Ala identified the bomber as Mehmet Ozturk, who was born in 1992 in the southern Turkish town of Gaziantep, close to the Syrian border.
“The attacker has been formally identified. He is linked to the terrorist organisation Daesh,” Ala told a press conference, using an alternative name for IS.
Five detentions have also been made in connection with the attack. As a result of the bombing, authorities say they are tightening security across the country, with seven provinces and Sirnak city centre now under curfew. Planned celebrations for the spring festival of Newroz were also cancelled in some Turkish cities.
Saturday’s attack came just days after the German embassy in Ankara and consulate in Istanbul, along with the German school in Istanbul, were temporarily closed after German Foreign Minister Frank-Walter Steinmeier announced that the government had received intelligence of a possible attack. The German school in Istanbul is located on a side road off Istiklal Street.
In the hours following the bombing, many Turks expressed their thanks to the German Foreign Ministry for issuing the warning, using the hashtag #DankeSchönDeutschland (#ThankYouGermany).
The most recent attack in Istanbul’s popular shopping district bore similarities to January’s attack when a suicide bomber blew himself up in the vicinity of a group of German tourists near the city’s historic centre. The Turkish government also blamed IS for that attack.

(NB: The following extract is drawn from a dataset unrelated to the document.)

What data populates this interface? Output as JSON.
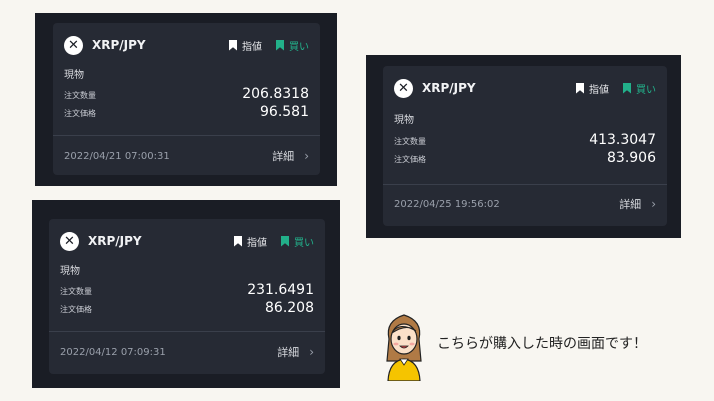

Following the death of three Israelis in Saturday’s attack, Israel’s government warned against travel to Turkey on Sunday. The country’s anti-terrorism office raised its threat assessment and “recommends avoiding visits to Turkey,” the government said in a statement.